(Data listing begins)

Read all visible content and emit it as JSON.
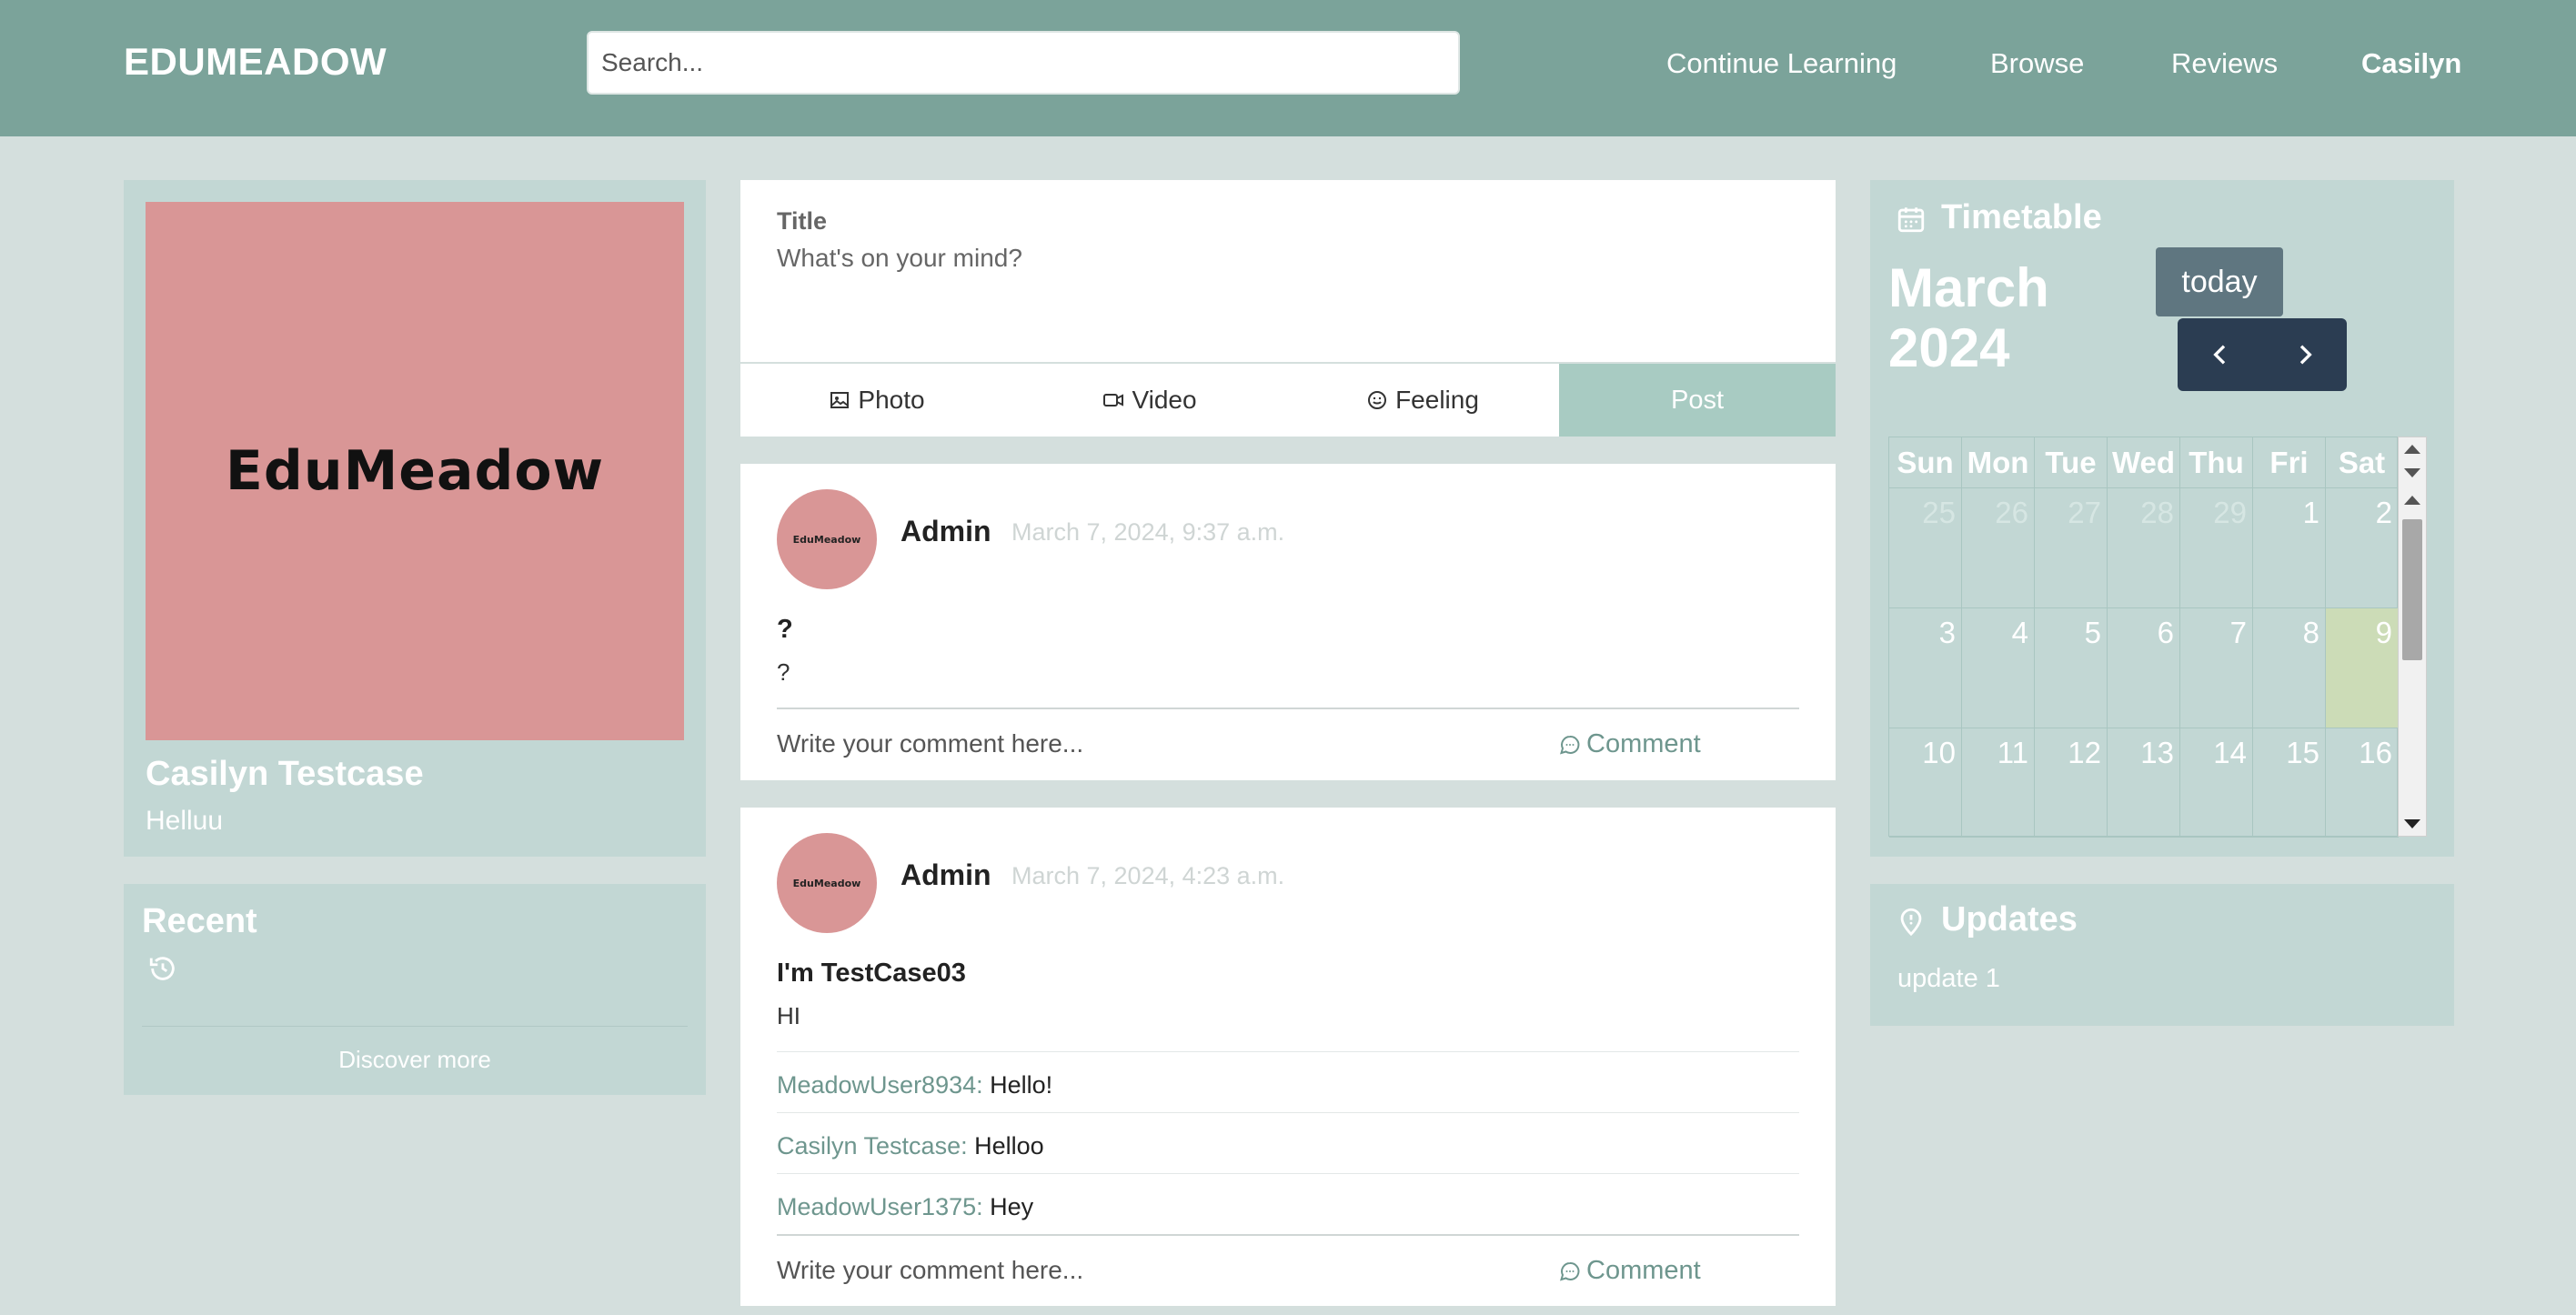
{
  "header": {
    "logo": "EDUMEADOW",
    "search_placeholder": "Search...",
    "nav": [
      "Continue Learning",
      "Browse",
      "Reviews",
      "Casilyn"
    ]
  },
  "profile": {
    "image_text": "EduMeadow",
    "name": "Casilyn Testcase",
    "bio": "Helluu"
  },
  "recent": {
    "title": "Recent",
    "icon": "history-icon",
    "discover_label": "Discover more"
  },
  "composer": {
    "title_label": "Title",
    "placeholder": "What's on your mind?",
    "actions": [
      "Photo",
      "Video",
      "Feeling"
    ],
    "post_label": "Post"
  },
  "posts": [
    {
      "avatar_text": "EduMeadow",
      "author": "Admin",
      "date": "March 7, 2024, 9:37 a.m.",
      "title": "?",
      "body": "?",
      "comments": [],
      "comment_placeholder": "Write your comment here...",
      "comment_label": "Comment"
    },
    {
      "avatar_text": "EduMeadow",
      "author": "Admin",
      "date": "March 7, 2024, 4:23 a.m.",
      "title": "I'm TestCase03",
      "body": "HI",
      "comments": [
        {
          "user": "MeadowUser8934:",
          "text": " Hello!"
        },
        {
          "user": "Casilyn Testcase:",
          "text": " Helloo"
        },
        {
          "user": "MeadowUser1375:",
          "text": " Hey"
        }
      ],
      "comment_placeholder": "Write your comment here...",
      "comment_label": "Comment"
    }
  ],
  "timetable": {
    "title": "Timetable",
    "month": "March 2024",
    "today_label": "today",
    "weekdays": [
      "Sun",
      "Mon",
      "Tue",
      "Wed",
      "Thu",
      "Fri",
      "Sat"
    ],
    "weeks": [
      [
        "25",
        "26",
        "27",
        "28",
        "29",
        "1",
        "2"
      ],
      [
        "3",
        "4",
        "5",
        "6",
        "7",
        "8",
        "9"
      ],
      [
        "10",
        "11",
        "12",
        "13",
        "14",
        "15",
        "16"
      ]
    ],
    "highlight_color": "#ccdcb7"
  },
  "updates": {
    "title": "Updates",
    "items": [
      "update 1"
    ]
  },
  "colors": {
    "header_bg": "#7ba39a",
    "panel_bg": "#c2d7d4",
    "page_bg": "#d4dfdd",
    "post_button": "#a8cbc2",
    "nav_dark": "#2b3d52"
  }
}
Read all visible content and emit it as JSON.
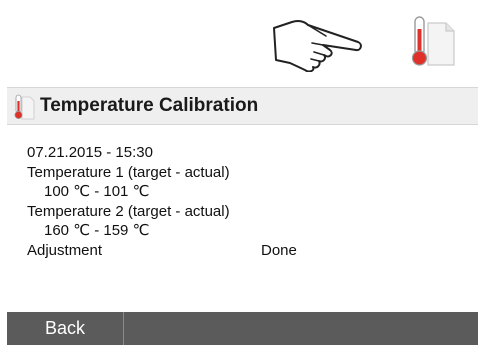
{
  "window": {
    "title": "Temperature Calibration"
  },
  "icons": {
    "top_hand": "pointing-hand-icon",
    "top_thermometer": "thermometer-icon",
    "title_thermometer": "thermometer-icon"
  },
  "result": {
    "timestamp": "07.21.2015 - 15:30",
    "temp1_label": "Temperature 1 (target - actual)",
    "temp1_value": "100 ℃ - 101 ℃",
    "temp2_label": "Temperature 2 (target - actual)",
    "temp2_value": "160 ℃ - 159 ℃",
    "adjustment_label": "Adjustment",
    "adjustment_value": "Done"
  },
  "footer": {
    "back_label": "Back"
  },
  "colors": {
    "title_bar": "#efefef",
    "footer_bar": "#5b5b5b",
    "thermometer_red": "#e0302a"
  }
}
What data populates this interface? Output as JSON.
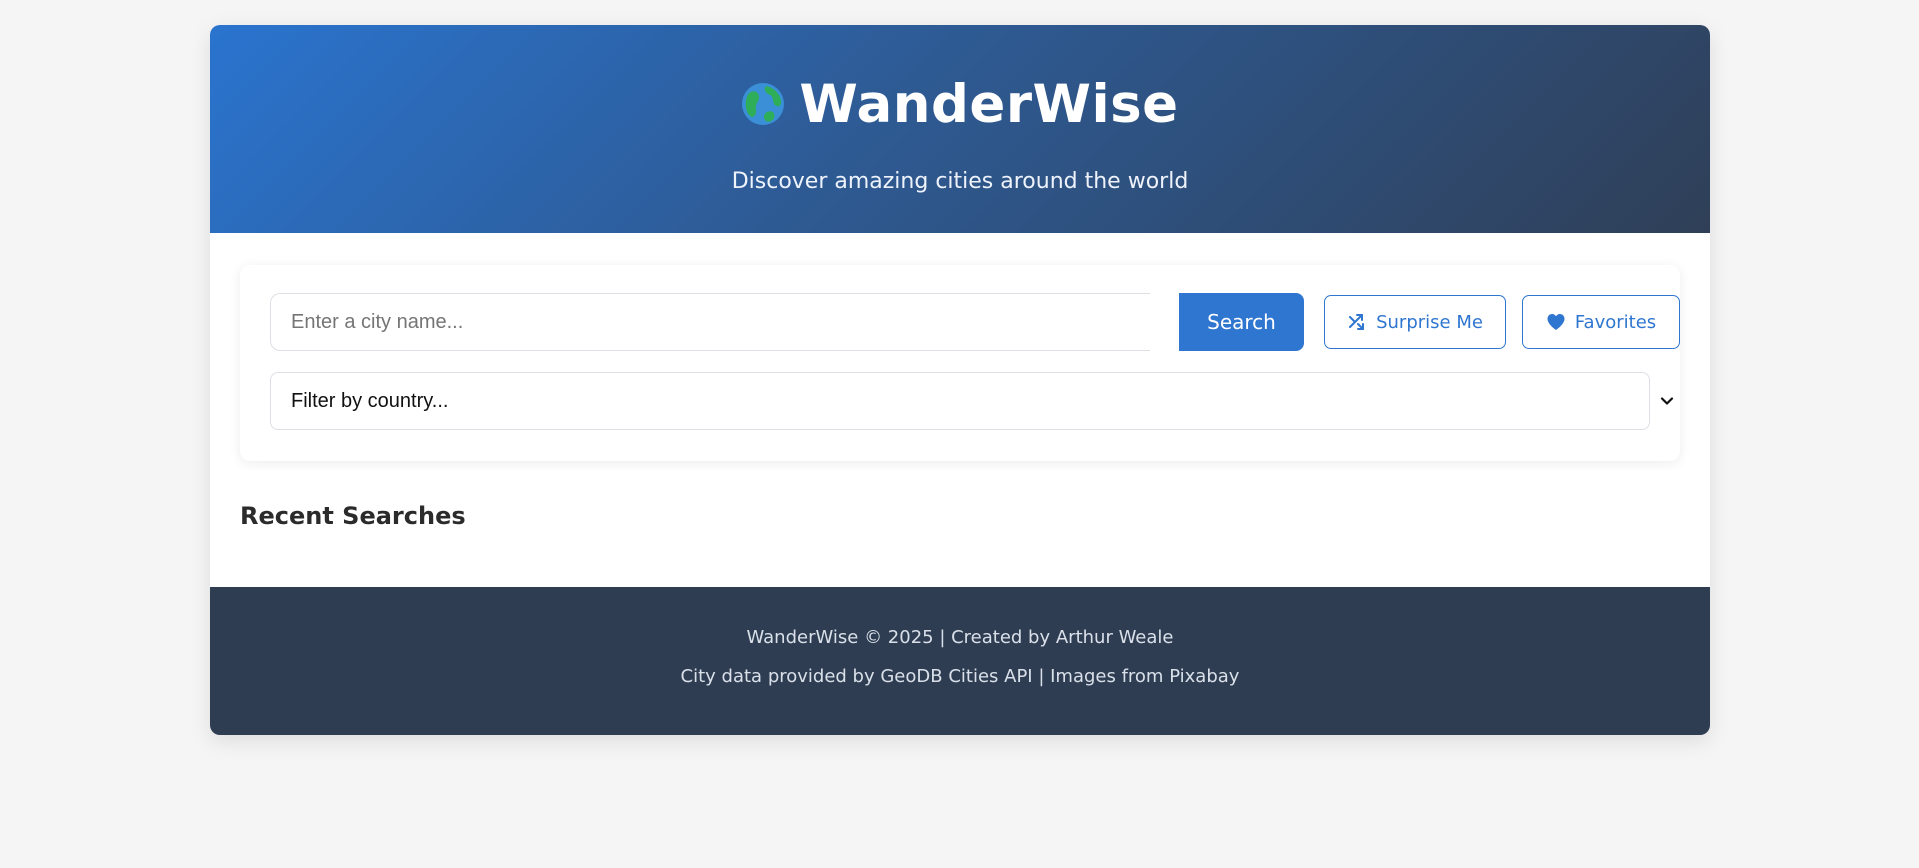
{
  "header": {
    "title": "WanderWise",
    "subtitle": "Discover amazing cities around the world",
    "icon": "globe-icon"
  },
  "search": {
    "placeholder": "Enter a city name...",
    "value": "",
    "search_label": "Search",
    "surprise_label": "Surprise Me",
    "surprise_icon": "shuffle-icon",
    "favorites_label": "Favorites",
    "favorites_icon": "heart-icon",
    "country_filter": {
      "selected": "Filter by country...",
      "options": [
        "Filter by country..."
      ]
    }
  },
  "recent": {
    "title": "Recent Searches",
    "items": []
  },
  "footer": {
    "line1": "WanderWise © 2025 | Created by Arthur Weale",
    "line2": "City data provided by GeoDB Cities API | Images from Pixabay"
  },
  "colors": {
    "accent": "#2f76d0",
    "header_gradient_start": "#2a74cf",
    "header_gradient_end": "#2f3f57",
    "footer_bg": "#2e3d51",
    "page_bg": "#f5f5f5"
  }
}
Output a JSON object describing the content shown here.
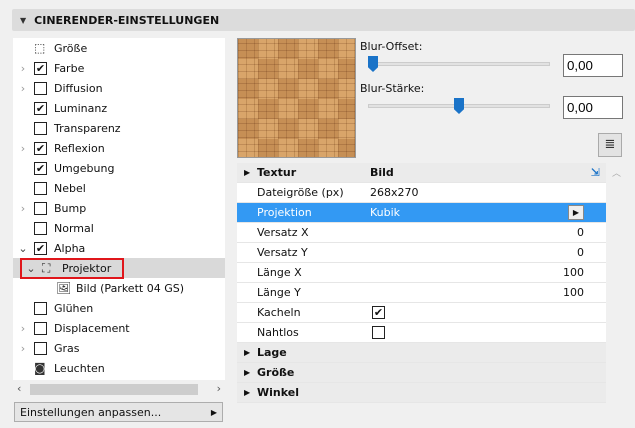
{
  "header": {
    "title": "CINERENDER-EINSTELLUNGEN"
  },
  "tree": [
    {
      "label": "Größe",
      "checkbox": null,
      "expander": null,
      "icon": "size-icon"
    },
    {
      "label": "Farbe",
      "checkbox": true,
      "expander": "collapsed"
    },
    {
      "label": "Diffusion",
      "checkbox": false,
      "expander": "collapsed"
    },
    {
      "label": "Luminanz",
      "checkbox": true,
      "expander": null
    },
    {
      "label": "Transparenz",
      "checkbox": false,
      "expander": null
    },
    {
      "label": "Reflexion",
      "checkbox": true,
      "expander": "collapsed"
    },
    {
      "label": "Umgebung",
      "checkbox": true,
      "expander": null
    },
    {
      "label": "Nebel",
      "checkbox": false,
      "expander": null
    },
    {
      "label": "Bump",
      "checkbox": false,
      "expander": "collapsed"
    },
    {
      "label": "Normal",
      "checkbox": false,
      "expander": null
    },
    {
      "label": "Alpha",
      "checkbox": true,
      "expander": "expanded"
    },
    {
      "label": "Projektor",
      "checkbox": null,
      "expander": "expanded",
      "icon": "projector-icon",
      "selected": true
    },
    {
      "label": "Bild (Parkett 04 GS)",
      "checkbox": null,
      "expander": null,
      "icon": "image-icon"
    },
    {
      "label": "Glühen",
      "checkbox": false,
      "expander": null
    },
    {
      "label": "Displacement",
      "checkbox": false,
      "expander": "collapsed"
    },
    {
      "label": "Gras",
      "checkbox": false,
      "expander": "collapsed"
    },
    {
      "label": "Leuchten",
      "checkbox": null,
      "expander": null,
      "icon": "light-icon"
    }
  ],
  "settings_button": "Einstellungen anpassen...",
  "blur_offset": {
    "label": "Blur-Offset:",
    "value": "0,00",
    "slider": 0
  },
  "blur_strength": {
    "label": "Blur-Stärke:",
    "value": "0,00",
    "slider": 0.5
  },
  "table": {
    "textur": {
      "label": "Textur",
      "value": "Bild"
    },
    "rows": [
      {
        "label": "Dateigröße (px)",
        "value": "268x270"
      },
      {
        "label": "Projektion",
        "value": "Kubik"
      },
      {
        "label": "Versatz X",
        "value": "0"
      },
      {
        "label": "Versatz Y",
        "value": "0"
      },
      {
        "label": "Länge X",
        "value": "100"
      },
      {
        "label": "Länge Y",
        "value": "100"
      },
      {
        "label": "Kacheln",
        "checked": true
      },
      {
        "label": "Nahtlos",
        "checked": false
      }
    ],
    "groups": [
      "Lage",
      "Größe",
      "Winkel"
    ]
  }
}
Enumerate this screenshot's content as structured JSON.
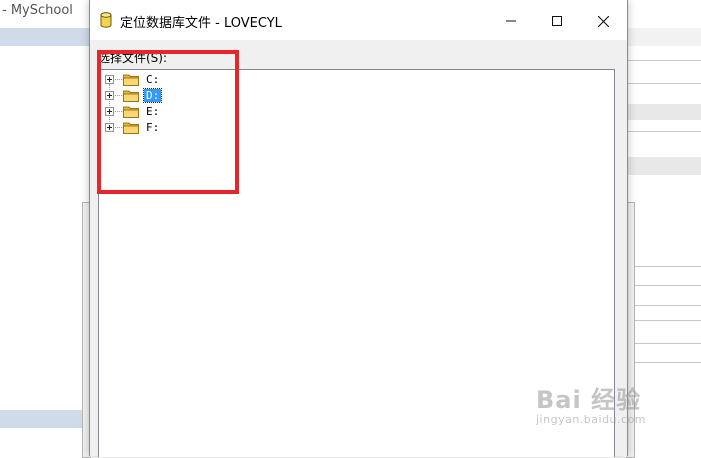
{
  "background_app": {
    "title": "- MySchool"
  },
  "dialog": {
    "title": "定位数据库文件 - LOVECYL",
    "select_label": "选择文件(S):",
    "buttons": {
      "minimize": "─",
      "maximize": "☐",
      "close": "✕"
    },
    "tree": {
      "items": [
        {
          "label": "C:",
          "selected": false
        },
        {
          "label": "D:",
          "selected": true
        },
        {
          "label": "E:",
          "selected": false
        },
        {
          "label": "F:",
          "selected": false
        }
      ]
    }
  },
  "watermark": {
    "main": "Bai 经验",
    "sub": "jingyan.baidu.com"
  },
  "colors": {
    "annotation": "#e8252a",
    "selection": "#3399ff",
    "app_bar": "#cfdbe8"
  }
}
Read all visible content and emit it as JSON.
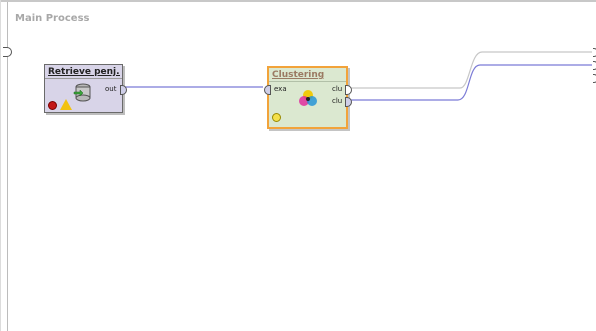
{
  "process": {
    "title": "Main Process"
  },
  "operators": {
    "retrieve": {
      "title": "Retrieve penj...",
      "out_port": "out"
    },
    "clustering": {
      "title": "Clustering",
      "in_port": "exa",
      "out_port_1": "clu",
      "out_port_2": "clu"
    }
  },
  "icons": {
    "retrieve": "database-icon",
    "clustering": "clustering-icon",
    "error": "error-indicator-icon",
    "warning": "warning-icon",
    "status": "status-indicator-icon"
  },
  "colors": {
    "selected_border": "#f2a33a",
    "wire": "#7b7bd6",
    "operator_bg": "#d8d4e8",
    "cluster_bg": "#dbe8d0"
  }
}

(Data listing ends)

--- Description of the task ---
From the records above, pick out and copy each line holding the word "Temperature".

--- Exercise output ---
    "title": "Temperature Calibration"
    "temp1_label": "Temperature 1 (target - actual)",
    "temp2_label": "Temperature 2 (target - actual)",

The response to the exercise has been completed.